Task goal: Copy each line of the listing that includes "text".

Records to use:
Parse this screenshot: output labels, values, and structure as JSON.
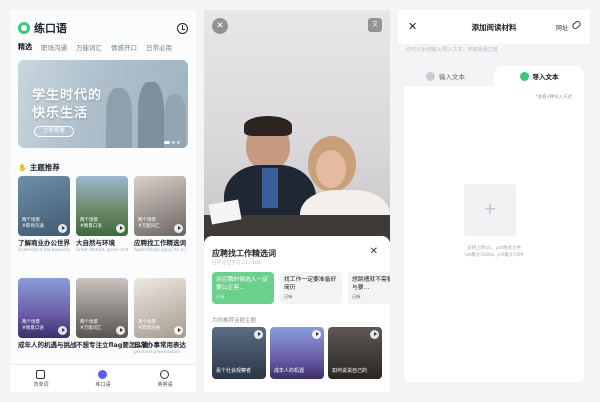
{
  "panel1": {
    "app_title": "练口语",
    "tabs": [
      "精选",
      "职场沟通",
      "万能词汇",
      "情感开口",
      "日常必用"
    ],
    "banner": {
      "line1": "学生时代的",
      "line2": "快乐生活",
      "button": "立即观看"
    },
    "section_title": "主题推荐",
    "cards": [
      {
        "title": "了解商业办公世界",
        "sub": "Understand the business world",
        "tag1": "两个场景",
        "tag2": "#职场沟通"
      },
      {
        "title": "大自然与环境",
        "sub": "Green Nature, green matter",
        "tag1": "两个场景",
        "tag2": "#情景口语"
      },
      {
        "title": "应聘找工作精选词",
        "sub": "Applications apply for a job",
        "tag1": "两个场景",
        "tag2": "#万能词汇"
      },
      {
        "title": "成年人的机遇与挑战",
        "sub": "",
        "tag1": "两个场景",
        "tag2": "#情景口语"
      },
      {
        "title": "不想专注立flag要怎么说",
        "sub": "",
        "tag1": "两个场景",
        "tag2": "#万能词汇"
      },
      {
        "title": "日常办事常用表达",
        "sub": "personal presentation",
        "tag1": "两个场景",
        "tag2": "#职场沟通"
      }
    ],
    "nav": [
      "背单词",
      "练口语",
      "英英语"
    ]
  },
  "panel2": {
    "sheet_title": "应聘找工作精选词",
    "sheet_sub": "已学习 已学习 21 / 100",
    "phrases": [
      {
        "text": "对应聘的候选人一定要公正客…",
        "meta": "已听"
      },
      {
        "text": "找工作一定要准备好简历",
        "meta": "已听"
      },
      {
        "text": "想跳槽就不需要与要…",
        "meta": "已听"
      }
    ],
    "section": "为你推荐话题主题",
    "videos": [
      "看个社会观察者",
      "成年人的机遇",
      "如何说说自己的"
    ]
  },
  "panel3": {
    "title": "添加阅读材料",
    "url_label": "网址",
    "hint": "你可以手动输入/导入文本，开启阅读之旅",
    "tab_input": "输入文本",
    "tab_import": "导入文本",
    "formats": "*查看3种导入方式",
    "upload_hint1": "支持上传txt、pdf格式文件",
    "upload_hint2": "txt最大500kb, pdf最大10M"
  },
  "colors": {
    "accent_green": "#3ec97a",
    "phrase_green": "#6cd08d",
    "nav_active": "#5a5cf0"
  }
}
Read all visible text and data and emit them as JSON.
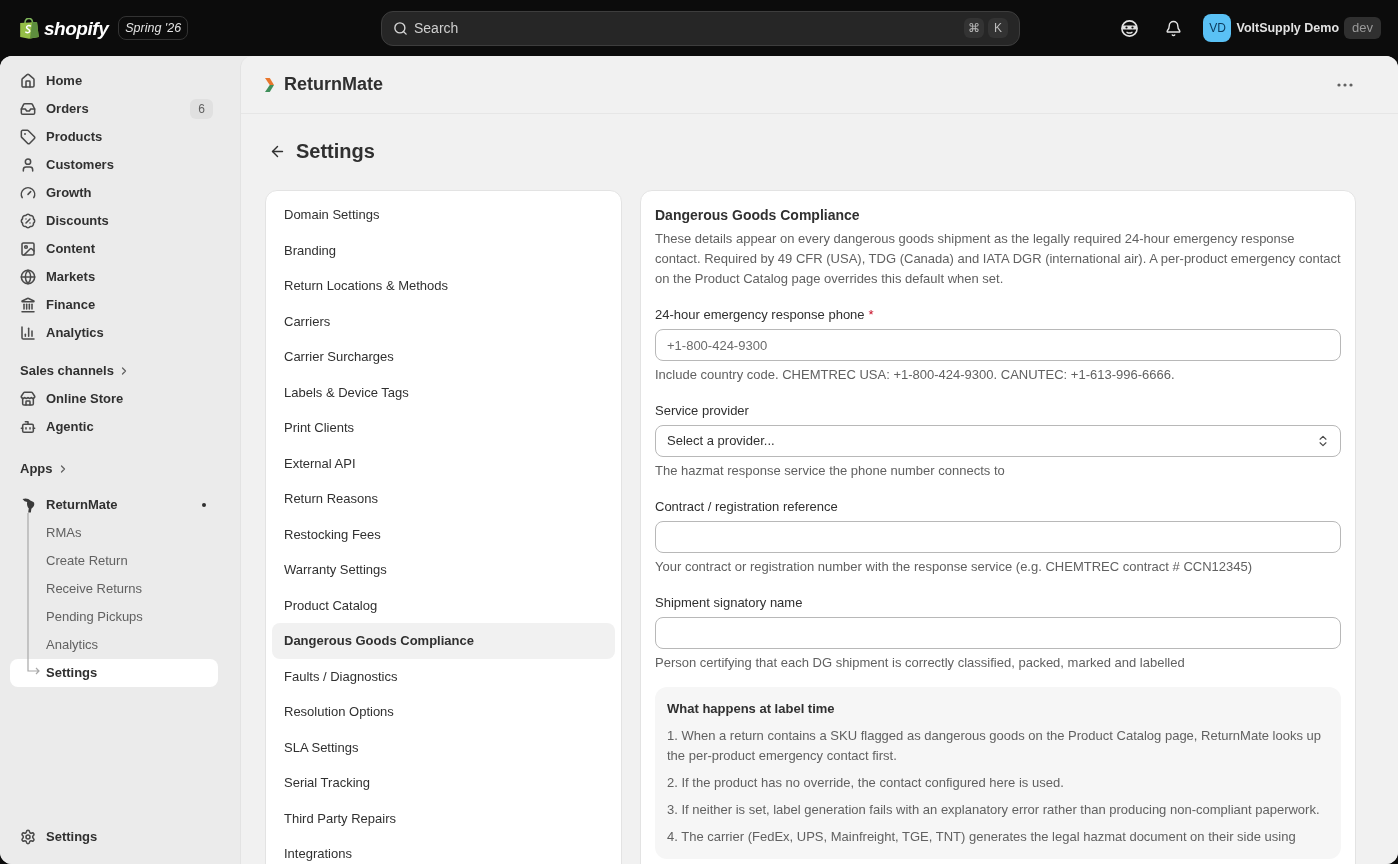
{
  "top_bar": {
    "brand": "shopify",
    "edition": "Spring '26",
    "search": {
      "placeholder": "Search",
      "shortcut": [
        "⌘",
        "K"
      ]
    },
    "account": {
      "initials": "VD",
      "store_name": "VoltSupply Demo",
      "badge": "dev"
    }
  },
  "sidebar": {
    "items": [
      {
        "label": "Home",
        "selected": false
      },
      {
        "label": "Orders",
        "count": "6",
        "selected": false
      },
      {
        "label": "Products",
        "selected": false
      },
      {
        "label": "Customers",
        "selected": false
      },
      {
        "label": "Growth",
        "selected": false
      },
      {
        "label": "Discounts",
        "selected": false
      },
      {
        "label": "Content",
        "selected": false
      },
      {
        "label": "Markets",
        "selected": false
      },
      {
        "label": "Finance",
        "selected": false
      },
      {
        "label": "Analytics",
        "selected": false
      }
    ],
    "sales_channels": {
      "heading": "Sales channels",
      "items": [
        {
          "label": "Online Store",
          "selected": false
        },
        {
          "label": "Agentic",
          "selected": false
        }
      ]
    },
    "apps": {
      "heading": "Apps",
      "items": [
        {
          "label": "ReturnMate",
          "selected": false,
          "indicator": true,
          "children": [
            {
              "label": "RMAs",
              "selected": false
            },
            {
              "label": "Create Return",
              "selected": false
            },
            {
              "label": "Receive Returns",
              "selected": false
            },
            {
              "label": "Pending Pickups",
              "selected": false
            },
            {
              "label": "Analytics",
              "selected": false
            },
            {
              "label": "Settings",
              "selected": true
            }
          ]
        }
      ]
    },
    "footer": {
      "label": "Settings",
      "selected": false
    }
  },
  "app_header": {
    "title": "ReturnMate"
  },
  "page": {
    "title": "Settings"
  },
  "settings_nav": {
    "items": [
      {
        "label": "Domain Settings",
        "selected": false
      },
      {
        "label": "Branding",
        "selected": false
      },
      {
        "label": "Return Locations & Methods",
        "selected": false
      },
      {
        "label": "Carriers",
        "selected": false
      },
      {
        "label": "Carrier Surcharges",
        "selected": false
      },
      {
        "label": "Labels & Device Tags",
        "selected": false
      },
      {
        "label": "Print Clients",
        "selected": false
      },
      {
        "label": "External API",
        "selected": false
      },
      {
        "label": "Return Reasons",
        "selected": false
      },
      {
        "label": "Restocking Fees",
        "selected": false
      },
      {
        "label": "Warranty Settings",
        "selected": false
      },
      {
        "label": "Product Catalog",
        "selected": false
      },
      {
        "label": "Dangerous Goods Compliance",
        "selected": true
      },
      {
        "label": "Faults / Diagnostics",
        "selected": false
      },
      {
        "label": "Resolution Options",
        "selected": false
      },
      {
        "label": "SLA Settings",
        "selected": false
      },
      {
        "label": "Serial Tracking",
        "selected": false
      },
      {
        "label": "Third Party Repairs",
        "selected": false
      },
      {
        "label": "Integrations",
        "selected": false
      }
    ]
  },
  "section": {
    "title": "Dangerous Goods Compliance",
    "description": "These details appear on every dangerous goods shipment as the legally required 24-hour emergency response contact. Required by 49 CFR (USA), TDG (Canada) and IATA DGR (international air). A per-product emergency contact on the Product Catalog page overrides this default when set.",
    "fields": [
      {
        "kind": "text",
        "label": "24-hour emergency response phone",
        "required_mark": "*",
        "placeholder": "+1-800-424-9300",
        "help": "Include country code. CHEMTREC USA: +1-800-424-9300. CANUTEC: +1-613-996-6666."
      },
      {
        "kind": "select",
        "label": "Service provider",
        "value": "Select a provider...",
        "help": "The hazmat response service the phone number connects to"
      },
      {
        "kind": "text",
        "label": "Contract / registration reference",
        "help": "Your contract or registration number with the response service (e.g. CHEMTREC contract # CCN12345)"
      },
      {
        "kind": "text",
        "label": "Shipment signatory name",
        "help": "Person certifying that each DG shipment is correctly classified, packed, marked and labelled"
      }
    ],
    "info_box": {
      "title": "What happens at label time",
      "steps": [
        "1. When a return contains a SKU flagged as dangerous goods on the Product Catalog page, ReturnMate looks up the per-product emergency contact first.",
        "2. If the product has no override, the contact configured here is used.",
        "3. If neither is set, label generation fails with an explanatory error rather than producing non-compliant paperwork.",
        "4. The carrier (FedEx, UPS, Mainfreight, TGE, TNT) generates the legal hazmat document on their side using"
      ]
    }
  }
}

Final answer:
        "text": "对应聘的候选人一定要公正客…",
        "text": "找工作一定要准备好简历",
        "text": "想跳槽就不需要与要…",
Read all visible text and data and emit them as JSON.
        "kind": "text",
        "kind": "text",
        "kind": "text",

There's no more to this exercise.